*Data for the task*:
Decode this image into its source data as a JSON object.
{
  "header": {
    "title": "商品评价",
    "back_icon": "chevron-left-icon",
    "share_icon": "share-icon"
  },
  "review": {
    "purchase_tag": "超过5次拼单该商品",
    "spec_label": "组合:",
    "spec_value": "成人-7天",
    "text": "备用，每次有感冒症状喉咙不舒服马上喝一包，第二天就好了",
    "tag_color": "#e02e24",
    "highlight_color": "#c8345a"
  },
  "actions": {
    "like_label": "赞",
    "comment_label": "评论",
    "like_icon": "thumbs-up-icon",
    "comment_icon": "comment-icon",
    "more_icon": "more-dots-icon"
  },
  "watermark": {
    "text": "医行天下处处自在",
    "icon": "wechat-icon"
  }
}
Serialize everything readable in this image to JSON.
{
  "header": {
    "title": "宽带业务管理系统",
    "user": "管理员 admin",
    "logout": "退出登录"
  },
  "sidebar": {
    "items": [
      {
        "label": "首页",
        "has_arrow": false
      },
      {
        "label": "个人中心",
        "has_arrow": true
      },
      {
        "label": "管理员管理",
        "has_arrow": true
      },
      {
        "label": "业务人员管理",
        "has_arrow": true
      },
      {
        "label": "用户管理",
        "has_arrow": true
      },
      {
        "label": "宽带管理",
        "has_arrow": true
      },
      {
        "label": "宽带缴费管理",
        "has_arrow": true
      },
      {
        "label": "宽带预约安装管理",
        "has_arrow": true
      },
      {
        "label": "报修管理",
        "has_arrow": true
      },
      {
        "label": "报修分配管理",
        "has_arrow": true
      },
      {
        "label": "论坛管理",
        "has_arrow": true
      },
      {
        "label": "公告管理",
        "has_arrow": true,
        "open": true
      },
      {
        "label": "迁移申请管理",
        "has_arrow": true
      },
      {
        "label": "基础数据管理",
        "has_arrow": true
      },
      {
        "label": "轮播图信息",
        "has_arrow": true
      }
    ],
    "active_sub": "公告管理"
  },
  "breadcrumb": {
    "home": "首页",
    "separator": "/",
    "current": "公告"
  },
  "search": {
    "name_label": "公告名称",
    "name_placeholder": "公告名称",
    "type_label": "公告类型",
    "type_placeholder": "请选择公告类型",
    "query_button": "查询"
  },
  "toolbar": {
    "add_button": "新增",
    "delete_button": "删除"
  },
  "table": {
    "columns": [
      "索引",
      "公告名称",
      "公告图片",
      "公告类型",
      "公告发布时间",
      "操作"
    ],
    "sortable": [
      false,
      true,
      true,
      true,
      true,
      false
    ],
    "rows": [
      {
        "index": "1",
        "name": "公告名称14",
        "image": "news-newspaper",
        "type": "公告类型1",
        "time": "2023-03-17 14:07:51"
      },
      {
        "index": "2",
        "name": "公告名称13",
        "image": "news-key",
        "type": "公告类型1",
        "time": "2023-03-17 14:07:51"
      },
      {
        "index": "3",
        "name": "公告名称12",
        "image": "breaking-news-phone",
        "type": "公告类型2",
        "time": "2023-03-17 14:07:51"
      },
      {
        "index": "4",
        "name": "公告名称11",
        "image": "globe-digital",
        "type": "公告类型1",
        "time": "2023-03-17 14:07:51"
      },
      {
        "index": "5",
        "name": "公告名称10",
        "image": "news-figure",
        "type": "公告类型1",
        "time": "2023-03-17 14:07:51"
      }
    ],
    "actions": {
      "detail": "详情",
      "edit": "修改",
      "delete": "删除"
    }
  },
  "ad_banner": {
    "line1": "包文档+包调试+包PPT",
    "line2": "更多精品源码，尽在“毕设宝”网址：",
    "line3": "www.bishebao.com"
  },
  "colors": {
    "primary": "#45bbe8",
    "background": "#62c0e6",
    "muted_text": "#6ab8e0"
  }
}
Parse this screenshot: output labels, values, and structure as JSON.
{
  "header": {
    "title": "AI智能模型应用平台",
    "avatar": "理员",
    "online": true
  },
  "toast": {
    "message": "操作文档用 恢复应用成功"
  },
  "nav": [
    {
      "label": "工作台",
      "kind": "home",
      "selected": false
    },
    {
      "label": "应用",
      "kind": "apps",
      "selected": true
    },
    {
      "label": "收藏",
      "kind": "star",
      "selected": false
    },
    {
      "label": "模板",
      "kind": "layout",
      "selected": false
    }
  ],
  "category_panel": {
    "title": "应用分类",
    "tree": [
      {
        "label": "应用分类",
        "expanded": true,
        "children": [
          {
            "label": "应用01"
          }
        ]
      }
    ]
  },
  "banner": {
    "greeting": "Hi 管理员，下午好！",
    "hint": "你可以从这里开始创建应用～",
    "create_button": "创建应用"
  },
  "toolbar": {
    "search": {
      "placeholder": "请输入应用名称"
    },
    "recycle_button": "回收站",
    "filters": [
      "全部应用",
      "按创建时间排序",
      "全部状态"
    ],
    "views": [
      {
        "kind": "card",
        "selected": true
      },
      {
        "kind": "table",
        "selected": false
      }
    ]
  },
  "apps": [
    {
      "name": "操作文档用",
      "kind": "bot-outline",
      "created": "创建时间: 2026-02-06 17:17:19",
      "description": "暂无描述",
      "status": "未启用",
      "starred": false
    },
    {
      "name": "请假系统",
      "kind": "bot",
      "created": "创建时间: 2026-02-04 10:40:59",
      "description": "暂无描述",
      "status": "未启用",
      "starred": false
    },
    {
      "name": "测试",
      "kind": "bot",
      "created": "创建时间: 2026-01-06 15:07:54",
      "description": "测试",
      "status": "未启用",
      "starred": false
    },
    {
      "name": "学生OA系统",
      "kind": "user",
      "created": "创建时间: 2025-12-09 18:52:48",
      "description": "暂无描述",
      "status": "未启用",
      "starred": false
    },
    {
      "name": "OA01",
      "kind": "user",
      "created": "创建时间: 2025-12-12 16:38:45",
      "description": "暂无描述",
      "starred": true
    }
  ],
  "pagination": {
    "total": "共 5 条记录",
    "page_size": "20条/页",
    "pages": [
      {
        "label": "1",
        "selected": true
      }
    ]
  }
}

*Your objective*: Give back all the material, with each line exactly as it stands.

*Your response*:
Decode this image into its source data as a JSON object.
{
  "header": {
    "title": "商品评价",
    "back_icon": "chevron-left-icon",
    "share_icon": "share-icon"
  },
  "review": {
    "purchase_tag": "超过5次拼单该商品",
    "spec_label": "组合:",
    "spec_value": "成人-7天",
    "text": "备用，每次有感冒症状喉咙不舒服马上喝一包，第二天就好了",
    "tag_color": "#e02e24",
    "highlight_color": "#c8345a"
  },
  "actions": {
    "like_label": "赞",
    "comment_label": "评论",
    "like_icon": "thumbs-up-icon",
    "comment_icon": "comment-icon",
    "more_icon": "more-dots-icon"
  },
  "watermark": {
    "text": "医行天下处处自在",
    "icon": "wechat-icon"
  }
}
Serialize everything readable in this image to JSON.
{
  "header": {
    "title": "宽带业务管理系统",
    "user": "管理员 admin",
    "logout": "退出登录"
  },
  "sidebar": {
    "items": [
      {
        "label": "首页",
        "has_arrow": false
      },
      {
        "label": "个人中心",
        "has_arrow": true
      },
      {
        "label": "管理员管理",
        "has_arrow": true
      },
      {
        "label": "业务人员管理",
        "has_arrow": true
      },
      {
        "label": "用户管理",
        "has_arrow": true
      },
      {
        "label": "宽带管理",
        "has_arrow": true
      },
      {
        "label": "宽带缴费管理",
        "has_arrow": true
      },
      {
        "label": "宽带预约安装管理",
        "has_arrow": true
      },
      {
        "label": "报修管理",
        "has_arrow": true
      },
      {
        "label": "报修分配管理",
        "has_arrow": true
      },
      {
        "label": "论坛管理",
        "has_arrow": true
      },
      {
        "label": "公告管理",
        "has_arrow": true,
        "open": true
      },
      {
        "label": "迁移申请管理",
        "has_arrow": true
      },
      {
        "label": "基础数据管理",
        "has_arrow": true
      },
      {
        "label": "轮播图信息",
        "has_arrow": true
      }
    ],
    "active_sub": "公告管理"
  },
  "breadcrumb": {
    "home": "首页",
    "separator": "/",
    "current": "公告"
  },
  "search": {
    "name_label": "公告名称",
    "name_placeholder": "公告名称",
    "type_label": "公告类型",
    "type_placeholder": "请选择公告类型",
    "query_button": "查询"
  },
  "toolbar": {
    "add_button": "新增",
    "delete_button": "删除"
  },
  "table": {
    "columns": [
      "索引",
      "公告名称",
      "公告图片",
      "公告类型",
      "公告发布时间",
      "操作"
    ],
    "sortable": [
      false,
      true,
      true,
      true,
      true,
      false
    ],
    "rows": [
      {
        "index": "1",
        "name": "公告名称14",
        "image": "news-newspaper",
        "type": "公告类型1",
        "time": "2023-03-17 14:07:51"
      },
      {
        "index": "2",
        "name": "公告名称13",
        "image": "news-key",
        "type": "公告类型1",
        "time": "2023-03-17 14:07:51"
      },
      {
        "index": "3",
        "name": "公告名称12",
        "image": "breaking-news-phone",
        "type": "公告类型2",
        "time": "2023-03-17 14:07:51"
      },
      {
        "index": "4",
        "name": "公告名称11",
        "image": "globe-digital",
        "type": "公告类型1",
        "time": "2023-03-17 14:07:51"
      },
      {
        "index": "5",
        "name": "公告名称10",
        "image": "news-figure",
        "type": "公告类型1",
        "time": "2023-03-17 14:07:51"
      }
    ],
    "actions": {
      "detail": "详情",
      "edit": "修改",
      "delete": "删除"
    }
  },
  "ad_banner": {
    "line1": "包文档+包调试+包PPT",
    "line2": "更多精品源码，尽在“毕设宝”网址：",
    "line3": "www.bishebao.com"
  },
  "colors": {
    "primary": "#45bbe8",
    "background": "#62c0e6",
    "muted_text": "#6ab8e0"
  }
}
Parse this screenshot: output labels, values, and structure as JSON.
{
  "header": {
    "title": "AI智能模型应用平台",
    "avatar": "理员",
    "online": true
  },
  "toast": {
    "message": "操作文档用 恢复应用成功"
  },
  "nav": [
    {
      "label": "工作台",
      "kind": "home",
      "selected": false
    },
    {
      "label": "应用",
      "kind": "apps",
      "selected": true
    },
    {
      "label": "收藏",
      "kind": "star",
      "selected": false
    },
    {
      "label": "模板",
      "kind": "layout",
      "selected": false
    }
  ],
  "category_panel": {
    "title": "应用分类",
    "tree": [
      {
        "label": "应用分类",
        "expanded": true,
        "children": [
          {
            "label": "应用01"
          }
        ]
      }
    ]
  },
  "banner": {
    "greeting": "Hi 管理员，下午好！",
    "hint": "你可以从这里开始创建应用～",
    "create_button": "创建应用"
  },
  "toolbar": {
    "search": {
      "placeholder": "请输入应用名称"
    },
    "recycle_button": "回收站",
    "filters": [
      "全部应用",
      "按创建时间排序",
      "全部状态"
    ],
    "views": [
      {
        "kind": "card",
        "selected": true
      },
      {
        "kind": "table",
        "selected": false
      }
    ]
  },
  "apps": [
    {
      "name": "操作文档用",
      "kind": "bot-outline",
      "created": "创建时间: 2026-02-06 17:17:19",
      "description": "暂无描述",
      "status": "未启用",
      "starred": false
    },
    {
      "name": "请假系统",
      "kind": "bot",
      "created": "创建时间: 2026-02-04 10:40:59",
      "description": "暂无描述",
      "status": "未启用",
      "starred": false
    },
    {
      "name": "测试",
      "kind": "bot",
      "created": "创建时间: 2026-01-06 15:07:54",
      "description": "测试",
      "status": "未启用",
      "starred": false
    },
    {
      "name": "学生OA系统",
      "kind": "user",
      "created": "创建时间: 2025-12-09 18:52:48",
      "description": "暂无描述",
      "status": "未启用",
      "starred": false
    },
    {
      "name": "OA01",
      "kind": "user",
      "created": "创建时间: 2025-12-12 16:38:45",
      "description": "暂无描述",
      "starred": true
    }
  ],
  "pagination": {
    "total": "共 5 条记录",
    "page_size": "20条/页",
    "pages": [
      {
        "label": "1",
        "selected": true
      }
    ]
  }
}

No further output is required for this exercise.